The present contribution aims to “dig deeper” and offers a unique insight into the social structure of the catacombs. One of the oldest and relatively well preserved nucleus of the Catacombs of Priscilla, the so-called arenario centrale, dated approx. between 210 and 240 serves this endeavour. A systematic data collection, supported by the techniques of a survey, was carried out in the entire region and focused on the tombs and their immediate context. Recorded is the tomb typology, size, allocation, decoration, and if any traces remained, the cover material. These little yet significant features reflects (financial) efforts made for the preservation of the defunct’s body and memory. In this context, the epigraphic evidence is essential. Although the inscriptions are shaped by “archaic brevity”, they bear essential facts like name, sex, potentially the most frequently used language of the deceased, indicators of religious attitude, and occasionally also the age, donor and profession.

The analysis combines newly compelled evidence with already known materials, such as epigraphic collections or topography. The combination of these data does not only facilitate the contextualization of an individual tomb or text within the funeral complex, it also opens a new perspective on social structure of the defuncts. Calculating proportions, supported by methods of descriptive statistic, helps to emphasize tendencies and provides new information on general demographic figures such as child mortality, (average) age of death, life expectancy and so on. The newly collected data also open the door for the investigation of particular aspects, e.g. that of gender: Were man and woman equal in their death or is there an observable disparity between both sexes? Another advantage of taking a descriptive perspective is that typological economic and sociological differences are more easily comparable at a statistical level.

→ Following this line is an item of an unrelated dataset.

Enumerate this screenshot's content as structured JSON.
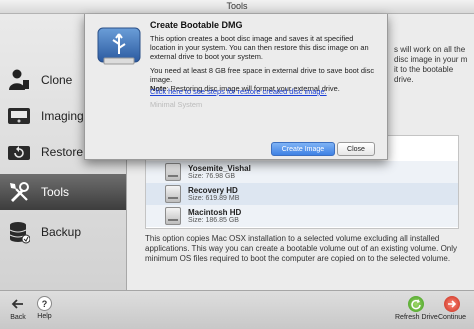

Based on new evidence, the current contribution sheds some light on the mysterious beginnings of the subterranean complexes, provides insights on the economical potential of the occupants and brings more differentiation into their alleged “poor” and “egalitarian” social reality.